→ **What you are asked to do**:
Where an image appears, leave it out; otherwise repeat the data exactly.

**********

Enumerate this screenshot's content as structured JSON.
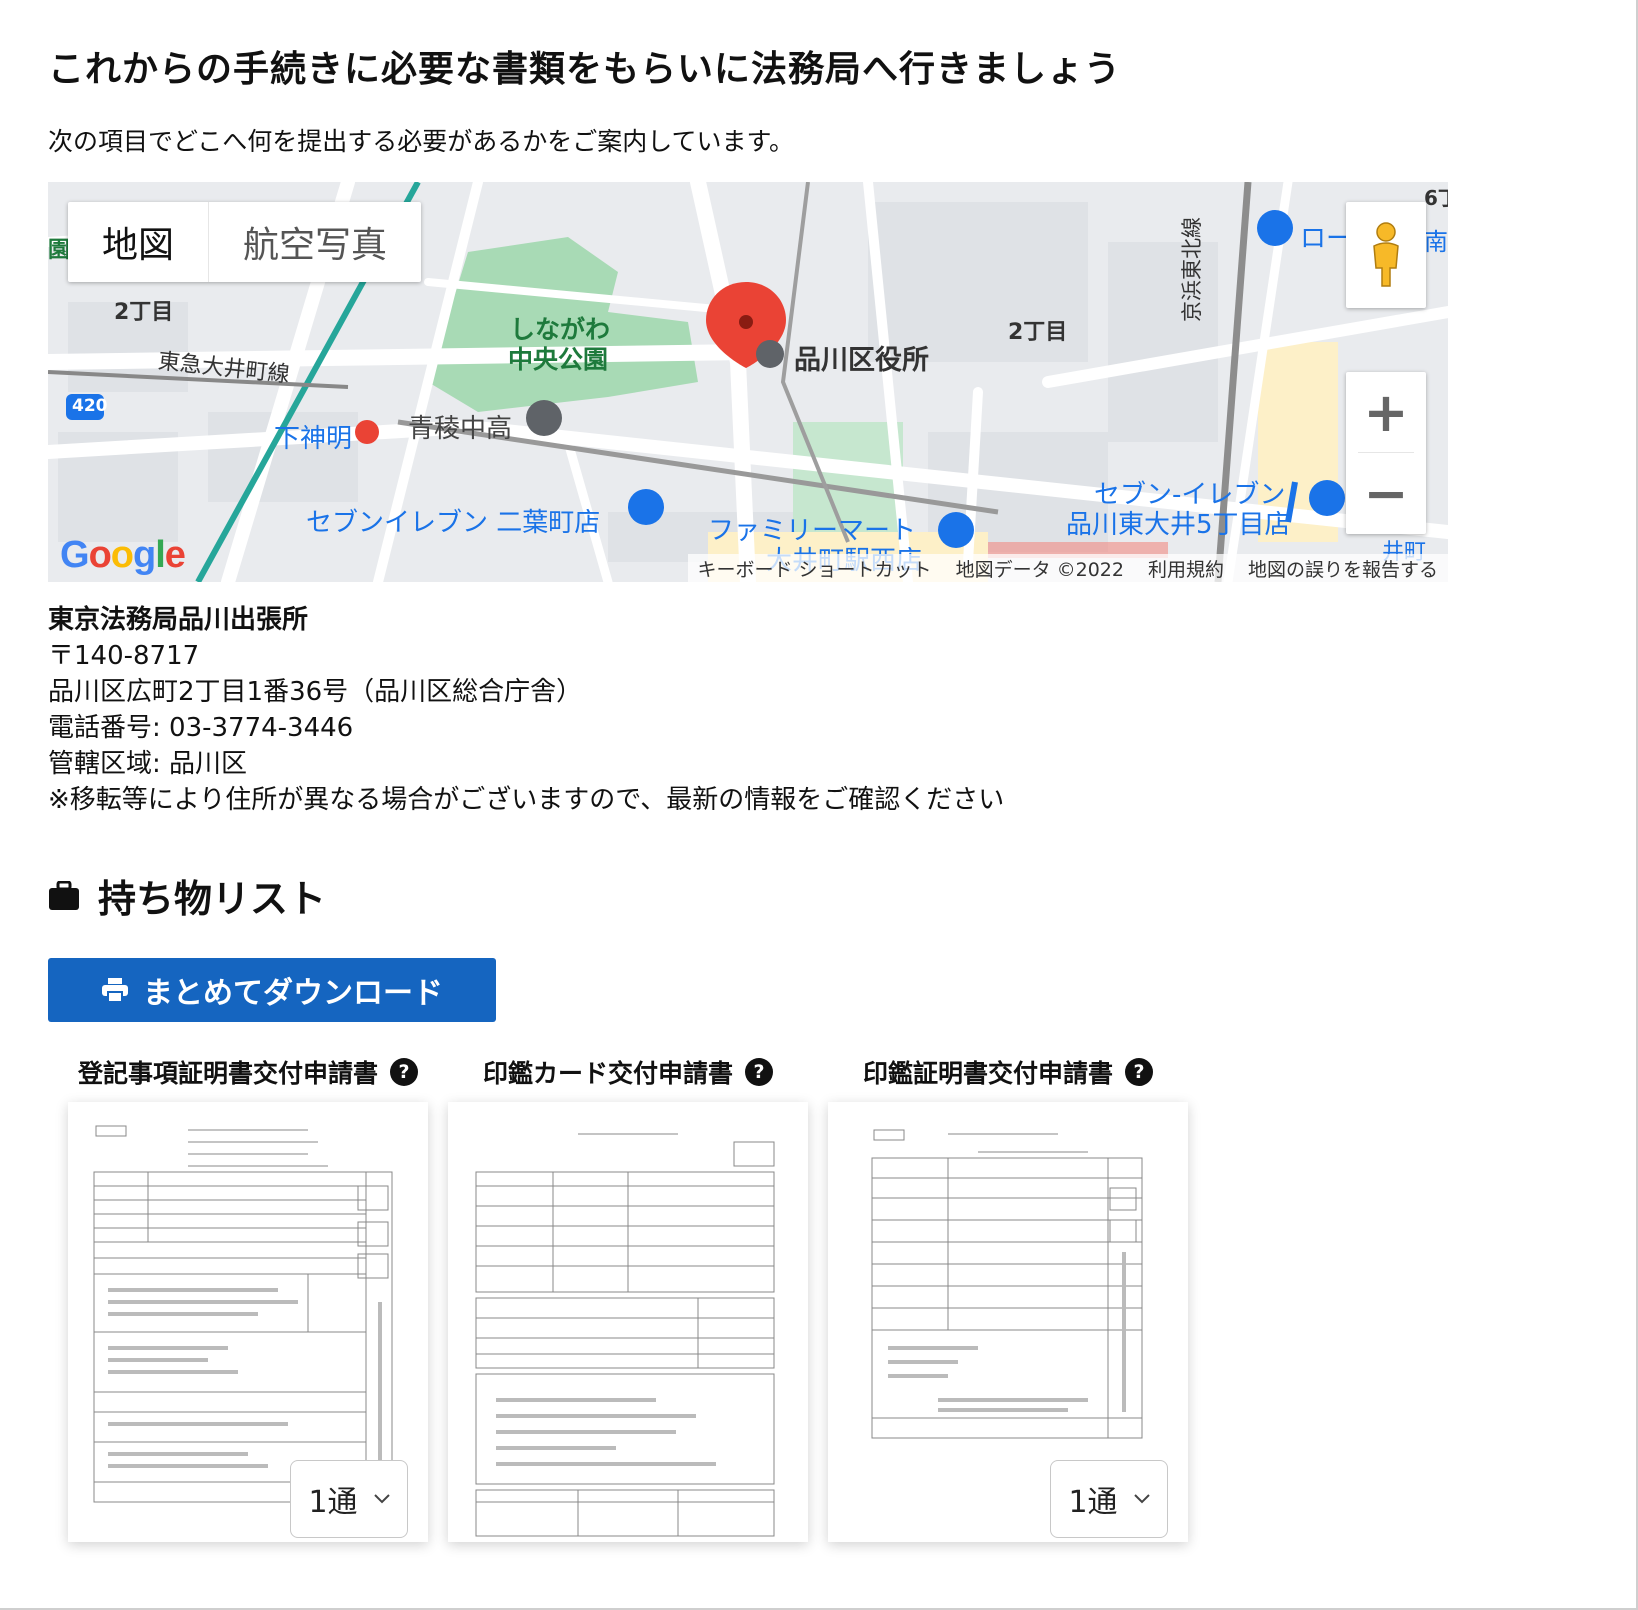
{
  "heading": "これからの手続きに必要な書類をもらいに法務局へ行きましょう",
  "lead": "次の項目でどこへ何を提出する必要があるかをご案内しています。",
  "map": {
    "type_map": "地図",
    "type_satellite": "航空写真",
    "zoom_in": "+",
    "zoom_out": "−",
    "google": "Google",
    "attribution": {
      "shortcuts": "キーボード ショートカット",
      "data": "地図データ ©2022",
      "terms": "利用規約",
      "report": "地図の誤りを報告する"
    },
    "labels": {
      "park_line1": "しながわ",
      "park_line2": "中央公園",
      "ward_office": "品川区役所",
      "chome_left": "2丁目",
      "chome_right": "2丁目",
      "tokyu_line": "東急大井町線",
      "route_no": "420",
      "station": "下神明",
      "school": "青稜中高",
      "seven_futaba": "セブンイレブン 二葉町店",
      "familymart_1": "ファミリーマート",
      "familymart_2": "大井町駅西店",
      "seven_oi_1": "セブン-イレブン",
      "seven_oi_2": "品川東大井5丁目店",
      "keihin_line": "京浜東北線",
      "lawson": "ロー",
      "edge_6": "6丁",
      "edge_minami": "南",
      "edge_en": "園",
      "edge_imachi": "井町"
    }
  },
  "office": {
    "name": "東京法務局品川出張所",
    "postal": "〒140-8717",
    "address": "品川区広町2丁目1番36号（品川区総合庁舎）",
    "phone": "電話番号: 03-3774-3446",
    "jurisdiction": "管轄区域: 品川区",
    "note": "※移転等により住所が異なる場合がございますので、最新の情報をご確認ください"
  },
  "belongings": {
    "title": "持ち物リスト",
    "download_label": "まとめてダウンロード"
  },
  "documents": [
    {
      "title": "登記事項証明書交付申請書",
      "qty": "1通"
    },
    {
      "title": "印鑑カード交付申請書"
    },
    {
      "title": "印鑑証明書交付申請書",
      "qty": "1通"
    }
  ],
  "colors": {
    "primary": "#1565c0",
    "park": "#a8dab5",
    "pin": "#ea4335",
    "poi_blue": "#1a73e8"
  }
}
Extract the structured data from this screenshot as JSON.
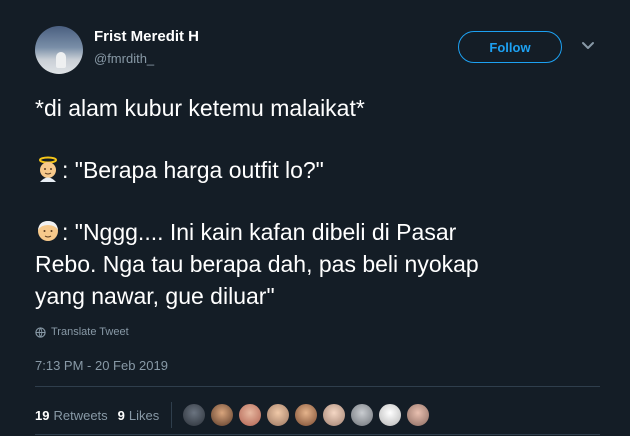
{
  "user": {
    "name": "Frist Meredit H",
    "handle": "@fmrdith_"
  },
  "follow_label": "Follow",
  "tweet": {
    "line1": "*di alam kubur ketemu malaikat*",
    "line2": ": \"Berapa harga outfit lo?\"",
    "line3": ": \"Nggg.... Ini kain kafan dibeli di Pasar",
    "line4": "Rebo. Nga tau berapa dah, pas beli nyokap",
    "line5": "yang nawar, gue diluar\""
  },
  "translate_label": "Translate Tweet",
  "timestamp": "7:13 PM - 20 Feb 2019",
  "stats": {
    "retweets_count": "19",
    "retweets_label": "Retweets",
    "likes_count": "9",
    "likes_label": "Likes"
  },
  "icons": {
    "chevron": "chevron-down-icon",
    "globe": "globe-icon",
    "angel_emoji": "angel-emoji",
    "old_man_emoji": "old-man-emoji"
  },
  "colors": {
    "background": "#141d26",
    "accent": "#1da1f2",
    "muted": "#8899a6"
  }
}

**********

→ **Result of the task**:
Enumerate this screenshot's content as structured JSON.
{
  "heading": "これからの手続きに必要な書類をもらいに法務局へ行きましょう",
  "lead": "次の項目でどこへ何を提出する必要があるかをご案内しています。",
  "map": {
    "type_map": "地図",
    "type_satellite": "航空写真",
    "zoom_in": "+",
    "zoom_out": "−",
    "google": "Google",
    "attribution": {
      "shortcuts": "キーボード ショートカット",
      "data": "地図データ ©2022",
      "terms": "利用規約",
      "report": "地図の誤りを報告する"
    },
    "labels": {
      "park_line1": "しながわ",
      "park_line2": "中央公園",
      "ward_office": "品川区役所",
      "chome_left": "2丁目",
      "chome_right": "2丁目",
      "tokyu_line": "東急大井町線",
      "route_no": "420",
      "station": "下神明",
      "school": "青稜中高",
      "seven_futaba": "セブンイレブン 二葉町店",
      "familymart_1": "ファミリーマート",
      "familymart_2": "大井町駅西店",
      "seven_oi_1": "セブン-イレブン",
      "seven_oi_2": "品川東大井5丁目店",
      "keihin_line": "京浜東北線",
      "lawson": "ロー",
      "edge_6": "6丁",
      "edge_minami": "南",
      "edge_en": "園",
      "edge_imachi": "井町"
    }
  },
  "office": {
    "name": "東京法務局品川出張所",
    "postal": "〒140-8717",
    "address": "品川区広町2丁目1番36号（品川区総合庁舎）",
    "phone": "電話番号: 03-3774-3446",
    "jurisdiction": "管轄区域: 品川区",
    "note": "※移転等により住所が異なる場合がございますので、最新の情報をご確認ください"
  },
  "belongings": {
    "title": "持ち物リスト",
    "download_label": "まとめてダウンロード"
  },
  "documents": [
    {
      "title": "登記事項証明書交付申請書",
      "qty": "1通"
    },
    {
      "title": "印鑑カード交付申請書"
    },
    {
      "title": "印鑑証明書交付申請書",
      "qty": "1通"
    }
  ],
  "colors": {
    "primary": "#1565c0",
    "park": "#a8dab5",
    "pin": "#ea4335",
    "poi_blue": "#1a73e8"
  }
}
Extract the structured data from this screenshot as JSON.
{
  "user": {
    "name": "Frist Meredit H",
    "handle": "@fmrdith_"
  },
  "follow_label": "Follow",
  "tweet": {
    "line1": "*di alam kubur ketemu malaikat*",
    "line2": ": \"Berapa harga outfit lo?\"",
    "line3": ": \"Nggg.... Ini kain kafan dibeli di Pasar",
    "line4": "Rebo. Nga tau berapa dah, pas beli nyokap",
    "line5": "yang nawar, gue diluar\""
  },
  "translate_label": "Translate Tweet",
  "timestamp": "7:13 PM - 20 Feb 2019",
  "stats": {
    "retweets_count": "19",
    "retweets_label": "Retweets",
    "likes_count": "9",
    "likes_label": "Likes"
  },
  "icons": {
    "chevron": "chevron-down-icon",
    "globe": "globe-icon",
    "angel_emoji": "angel-emoji",
    "old_man_emoji": "old-man-emoji"
  },
  "colors": {
    "background": "#141d26",
    "accent": "#1da1f2",
    "muted": "#8899a6"
  }
}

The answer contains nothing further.